More articles by:

Ralph Nader is a consumer advocate, lawyer and author of Only the Super-Rich Can Save Us! 

December 12, 2018
Arshad Khan
War, Anniversaries and Lessons Never Learned
Paul Street
Blacking Out the Yellow Vests on Cable News: Corporate Media Doing its Job
Kenneth Surin
The Brexit Shambles Rambles On
David Schultz
Stacking the Deck Against Democracy in Wisconsin
Steve Early
The Housing Affordability Crisis and What Millennials Can do About It
George Ochenski
Collaboration Failure: Trump Trashes Sage Grouse Protections
Rob Seimetz
Bringing a Life Into a Dying World: A Letter From a Father to His Unborn Son
Michael Howard
PETA and the ‘S’-Word
John Kendall Hawkins
Good Panopt, Bad Panopt: Does It Make A Difference?
Kim C. Domenico
Redeeming Utopia: a Meditation On An Essay by Ursula LeGuin
Binoy Kampmark
Exhuming Franco: Spain’s Immemorial Divisions
ADRIAN KUZMINSKI
Democratizing Money
Laura Finley
Congress Must Reauthorize VAWA
December 11, 2018
Eric Draitser
AFRICOM: A Neocolonial Occupation Force?
Sheldon Richman
War Over Ukraine?
Louis Proyect
Why World War II, Not the New Deal, Ended the Great Depression
Howard Lisnoff
Police Violence and Mass Policing in the U.S.
Mark Ashwill
A “Patriotic” Education Study Abroad Program in Viet Nam: God Bless America, Right or Wrong!
Laura Flanders
HUD Official to Move into Public Housing?
Nino Pagliccia
Resistance is Not Terrorism
Matthew Johnson
See No Evil, See No Good: The Truth Is Not Black and White
Maria Paez Victor
How Reuters Slandered Venezuela’s Social Benefits Card
December 10, 2018
Jacques R. Pauwels
Foreign Interventions in Revolutionary Russia
Richard Klin
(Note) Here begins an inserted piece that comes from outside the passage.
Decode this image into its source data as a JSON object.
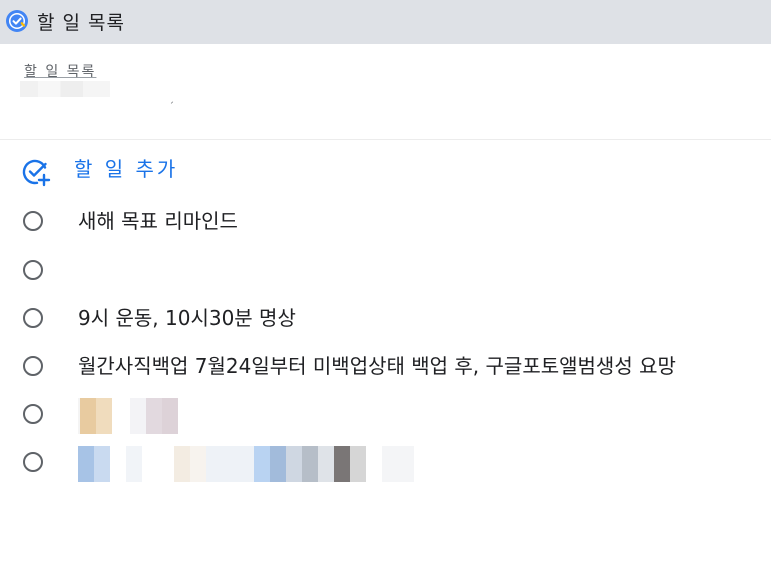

The Disasters of War
Katie Fite
Rebranding Bundy
Gary Olson
A Few Thoughts on Politics and Personal Identity
Patrick Cockburn
Brexit Britain’s Crisis of Self-Confidence Will Only End in Tears and Rising Nationalism
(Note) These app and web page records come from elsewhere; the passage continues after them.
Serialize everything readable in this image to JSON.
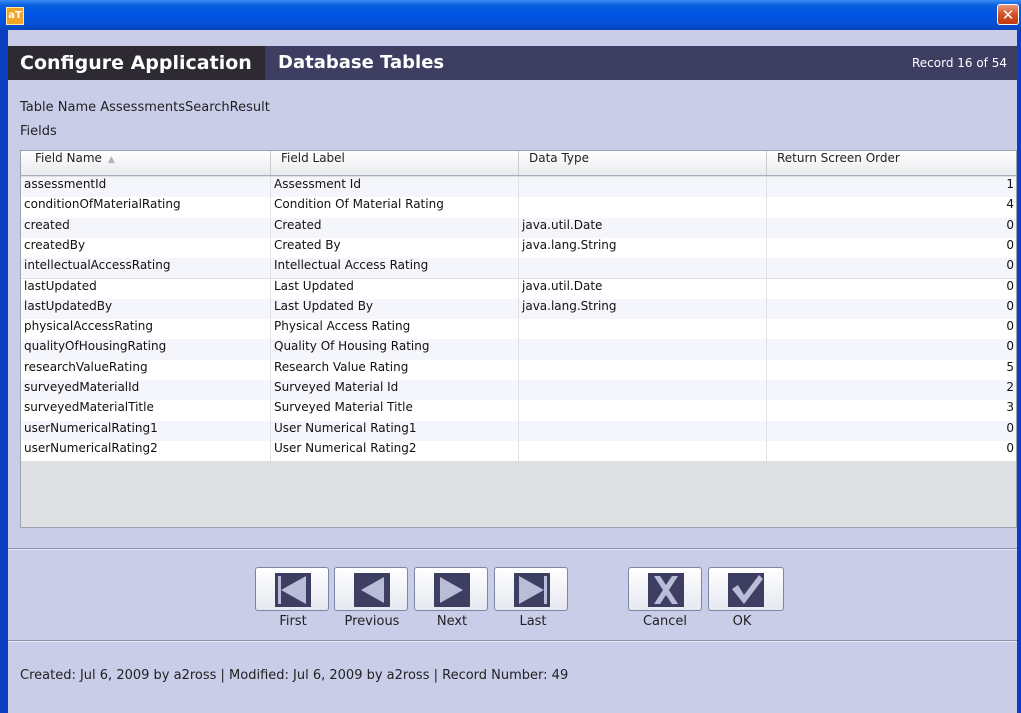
{
  "window": {
    "icon_text": "aT",
    "close_symbol": "✕"
  },
  "header": {
    "app_title": "Configure Application",
    "section_title": "Database Tables",
    "record_counter": "Record 16 of 54"
  },
  "form": {
    "table_name_label": "Table Name AssessmentsSearchResult",
    "fields_label": "Fields"
  },
  "grid": {
    "columns": [
      "Field Name",
      "Field Label",
      "Data Type",
      "Return Screen Order"
    ],
    "sorted_column": "Field Name",
    "rows": [
      {
        "field_name": "assessmentId",
        "field_label": "Assessment Id",
        "data_type": "",
        "order": "1"
      },
      {
        "field_name": "conditionOfMaterialRating",
        "field_label": "Condition Of Material Rating",
        "data_type": "",
        "order": "4"
      },
      {
        "field_name": "created",
        "field_label": "Created",
        "data_type": "java.util.Date",
        "order": "0"
      },
      {
        "field_name": "createdBy",
        "field_label": "Created By",
        "data_type": "java.lang.String",
        "order": "0"
      },
      {
        "field_name": "intellectualAccessRating",
        "field_label": "Intellectual Access Rating",
        "data_type": "",
        "order": "0"
      },
      {
        "field_name": "lastUpdated",
        "field_label": "Last Updated",
        "data_type": "java.util.Date",
        "order": "0"
      },
      {
        "field_name": "lastUpdatedBy",
        "field_label": "Last Updated By",
        "data_type": "java.lang.String",
        "order": "0"
      },
      {
        "field_name": "physicalAccessRating",
        "field_label": "Physical Access Rating",
        "data_type": "",
        "order": "0"
      },
      {
        "field_name": "qualityOfHousingRating",
        "field_label": "Quality Of Housing Rating",
        "data_type": "",
        "order": "0"
      },
      {
        "field_name": "researchValueRating",
        "field_label": "Research Value Rating",
        "data_type": "",
        "order": "5"
      },
      {
        "field_name": "surveyedMaterialId",
        "field_label": "Surveyed Material Id",
        "data_type": "",
        "order": "2"
      },
      {
        "field_name": "surveyedMaterialTitle",
        "field_label": "Surveyed Material Title",
        "data_type": "",
        "order": "3"
      },
      {
        "field_name": "userNumericalRating1",
        "field_label": "User Numerical Rating1",
        "data_type": "",
        "order": "0"
      },
      {
        "field_name": "userNumericalRating2",
        "field_label": "User Numerical Rating2",
        "data_type": "",
        "order": "0"
      }
    ]
  },
  "buttons": {
    "first": "First",
    "previous": "Previous",
    "next": "Next",
    "last": "Last",
    "cancel": "Cancel",
    "ok": "OK"
  },
  "status": "Created: Jul 6, 2009 by a2ross | Modified: Jul 6, 2009 by a2ross | Record Number: 49",
  "colors": {
    "title_bar": "#0054e3",
    "header_band": "#3e3d62",
    "header_app": "#2d2a33",
    "client_bg": "#c9cde8",
    "nav_icon": "#3e3d62"
  },
  "icons": {
    "first": "first-record-icon",
    "previous": "previous-record-icon",
    "next": "next-record-icon",
    "last": "last-record-icon",
    "cancel": "cancel-x-icon",
    "ok": "ok-check-icon"
  }
}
Andrew Moss
Undocumented Citizen
Dean Baker
Trump and China: Going With Patent Holders Against Workers
Lawrence Wittner
Reviving the Nuclear Disarmament Movement: a Practical Proposal
Dan Siegel
Thoughts on the 2018 Elections and Beyond
Thomas Knapp
Election 2020: I Can Smell the Dumpster Fires Already
Weekend Edition
December 07, 2018
Friday - Sunday
Steve Hendricks
What If We Just Buy Off Big Fossil Fuel? A Novel Plan to Mitigate the Climate Calamity
Jeffrey St. Clair
Cancer as Weapon: Poppy Bush’s Radioactive War on Iraq
Paul Street
The McCain and Bush Death Tours: Establishment Rituals in How to be a Proper Ruler
Jason Hirthler
Laws of the Jungle: The Free Market and the Continuity of Change
Ajamu Baraka
The Universal Declaration of Human Rights at 70: Time to De-Colonize Human Rights!
Andrew Levine
Thoughts on Strategy for a Left Opposition
Jennifer Matsui
Dead of Night Redux: A Zombie Rises, A Spook Falls
Rob Urie
Degrowth: Toward a Green Revolution
Binoy Kampmark
The Bomb that Did Not Detonate: Julian Assange, Manafort and The Guardian
Robert Hunziker
The Deathly Insect Dilemma
Robert Fisk
Spare Me the American Tears for the Murder of Jamal Khashoggi
Joseph Natoli
Tribal Justice
Ron Jacobs
Getting Pushed Off the Capitalist Cliff
FacebookTwitterGoogle+RedditEmail